“For over a decade, Takata lied to its customers about the safety and reliability of its ammonium nitrate-based airbag inflators,” Acting Assistant Attorney General Kenneth A. Blanco said Monday. “Takata abused the trust of both its customers and the public by allowing airbag inflators to be put in vehicles knowing that the inflators did not meet the required specifications.”
After accepting Takata’s guilty plea, a federal judge sentenced Takata to pay a criminal penalty of $1 billion, including $975 million in restitution and a $25 million fine, and three years’ probation.
Two restitution funds will be established: a $125 million fund for people who have been injured by Takata’s airbags and haven’t reached a settlement with the company, and a $850 million fund for airbag recall and replacement costs for auto manufacturers who were victims of Takata’s fraud scheme.
A court-appointed manager will oversee administration of the restitution funds. Takata will also carry out internal controls, hire an independent compliance monitor for three years, and cooperate with the U.S. Justice Department’s ongoing investigation, including its investigation of individuals.

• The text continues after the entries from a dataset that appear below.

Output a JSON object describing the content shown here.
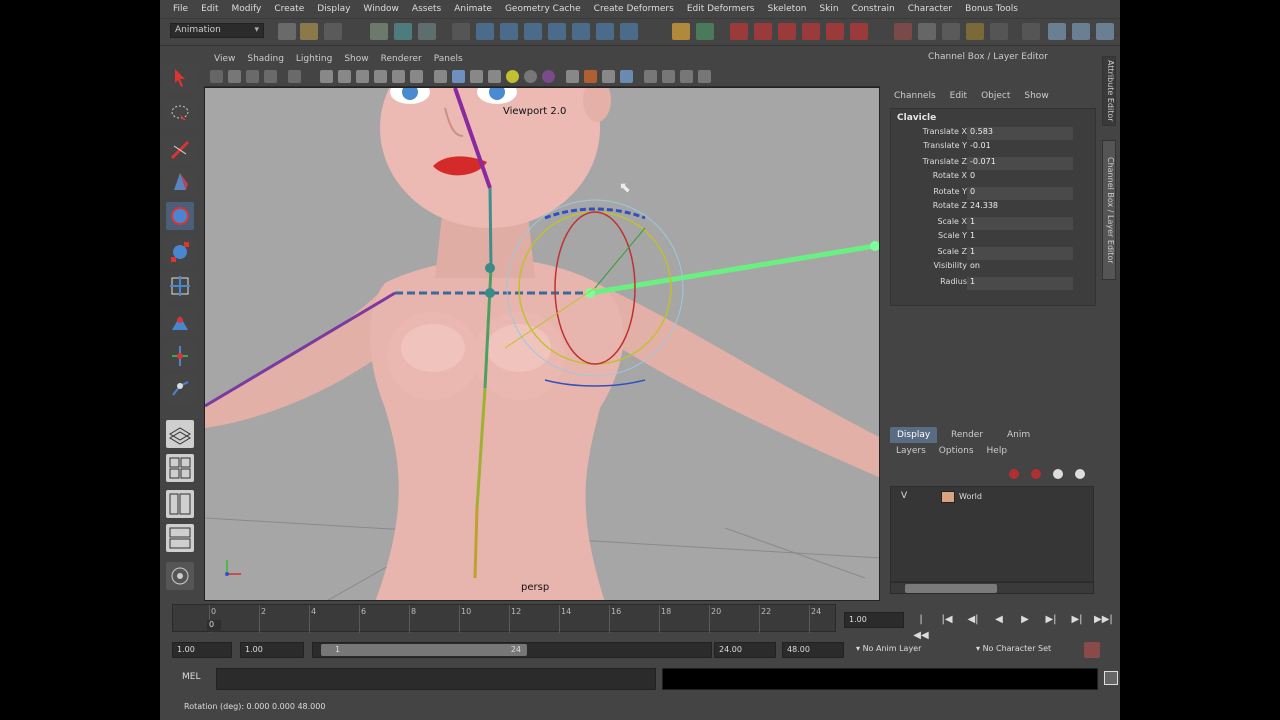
{
  "menubar": {
    "items": [
      "File",
      "Edit",
      "Modify",
      "Create",
      "Display",
      "Window",
      "Assets",
      "Animate",
      "Geometry Cache",
      "Create Deformers",
      "Edit Deformers",
      "Skeleton",
      "Skin",
      "Constrain",
      "Character",
      "Bonus Tools"
    ]
  },
  "statusline": {
    "mode": "Animation"
  },
  "panel": {
    "menus": [
      "View",
      "Shading",
      "Lighting",
      "Show",
      "Renderer",
      "Panels"
    ],
    "viewport_label": "Viewport 2.0",
    "camera_label": "persp"
  },
  "channel_box": {
    "header": "Channel Box / Layer Editor",
    "menus": [
      "Channels",
      "Edit",
      "Object",
      "Show"
    ],
    "object": "Clavicle",
    "attributes": [
      {
        "name": "Translate X",
        "value": "0.583"
      },
      {
        "name": "Translate Y",
        "value": "-0.01"
      },
      {
        "name": "Translate Z",
        "value": "-0.071"
      },
      {
        "name": "Rotate X",
        "value": "0"
      },
      {
        "name": "Rotate Y",
        "value": "0"
      },
      {
        "name": "Rotate Z",
        "value": "24.338"
      },
      {
        "name": "Scale X",
        "value": "1"
      },
      {
        "name": "Scale Y",
        "value": "1"
      },
      {
        "name": "Scale Z",
        "value": "1"
      },
      {
        "name": "Visibility",
        "value": "on"
      },
      {
        "name": "Radius",
        "value": "1"
      }
    ],
    "side_tabs": [
      "Attribute Editor",
      "Channel Box / Layer Editor"
    ]
  },
  "layer_editor": {
    "tabs": [
      "Display",
      "Render",
      "Anim"
    ],
    "active_tab": "Display",
    "menus": [
      "Layers",
      "Options",
      "Help"
    ],
    "layers": [
      {
        "visible": "V",
        "name": "World",
        "color": "#d7a383"
      }
    ]
  },
  "time_slider": {
    "ticks": [
      "0",
      "2",
      "4",
      "6",
      "8",
      "10",
      "12",
      "14",
      "16",
      "18",
      "20",
      "22",
      "24"
    ],
    "current_frame": "0",
    "current_time": "1.00"
  },
  "range_slider": {
    "start": "1.00",
    "playback_start": "1.00",
    "range_min": "1",
    "range_max": "24",
    "playback_end": "24.00",
    "end": "48.00",
    "anim_layer": "No Anim Layer",
    "character_set": "No Character Set"
  },
  "command_line": {
    "label": "MEL"
  },
  "help_line": {
    "text": "Rotation (deg):  0.000      0.000      48.000"
  },
  "colors": {
    "ui_bg": "#444444",
    "viewport_bg": "#a6a6a6",
    "skin": "#e7b5ad",
    "active_tab": "#5a6c84"
  }
}
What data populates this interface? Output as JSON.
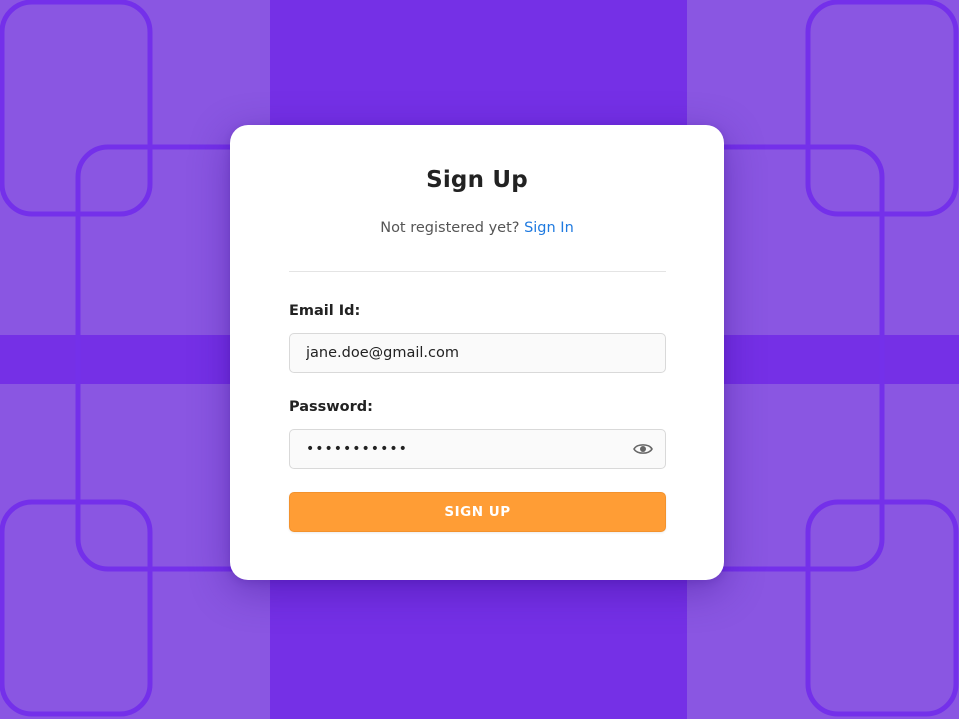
{
  "form": {
    "title": "Sign Up",
    "subtitle_text": "Not registered yet?",
    "signin_link": "Sign In",
    "email_label": "Email Id:",
    "email_value": "jane.doe@gmail.com",
    "password_label": "Password:",
    "password_value": "•••••••••••",
    "submit_label": "SIGN UP",
    "reveal_icon": "eye-icon"
  },
  "colors": {
    "background_light": "#8a56e2",
    "background_dark": "#7530e6",
    "pattern_stroke": "#7430ea",
    "link": "#1f7ae0",
    "button": "#ff9d35",
    "card": "#ffffff"
  }
}
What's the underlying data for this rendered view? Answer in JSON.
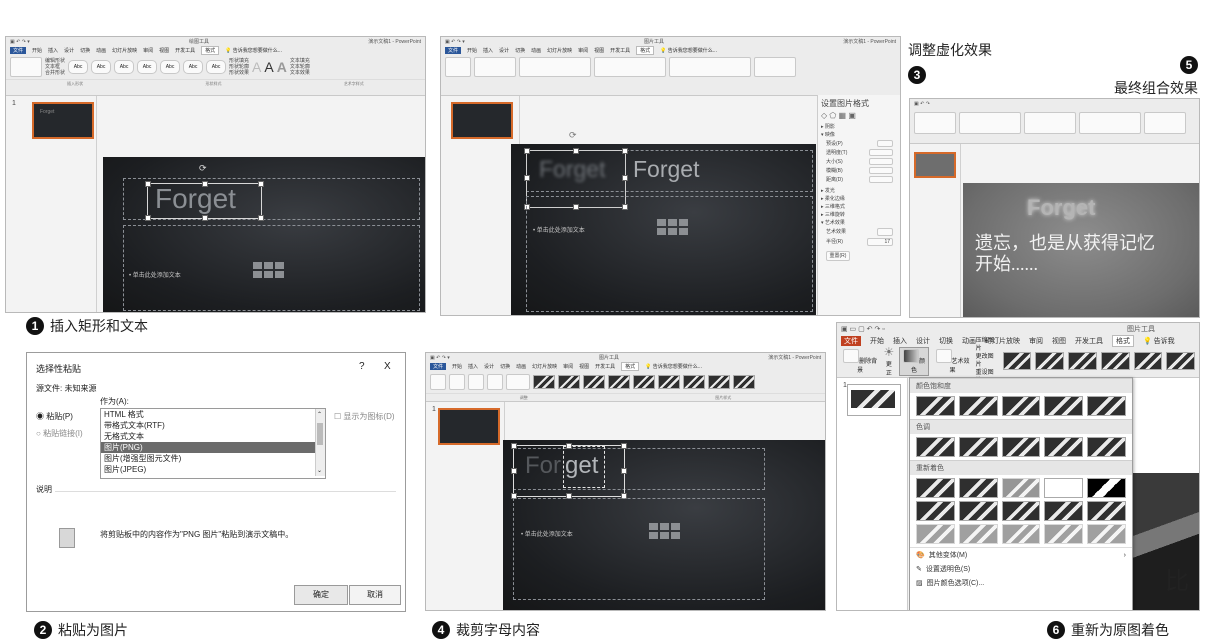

From 2000 through 2015, Takata carried out a scheme to defraud its customers and auto manufacturers by providing false and manipulated airbag inflator test data that made the performance of the company’s airbag inflators appear better than it was, according to admissions made by the company. Even after the inflators began to experience problems – including ruptures causing injuries and deaths – Takata executives continued to withhold the true and accurate inflator test information and data from their customers.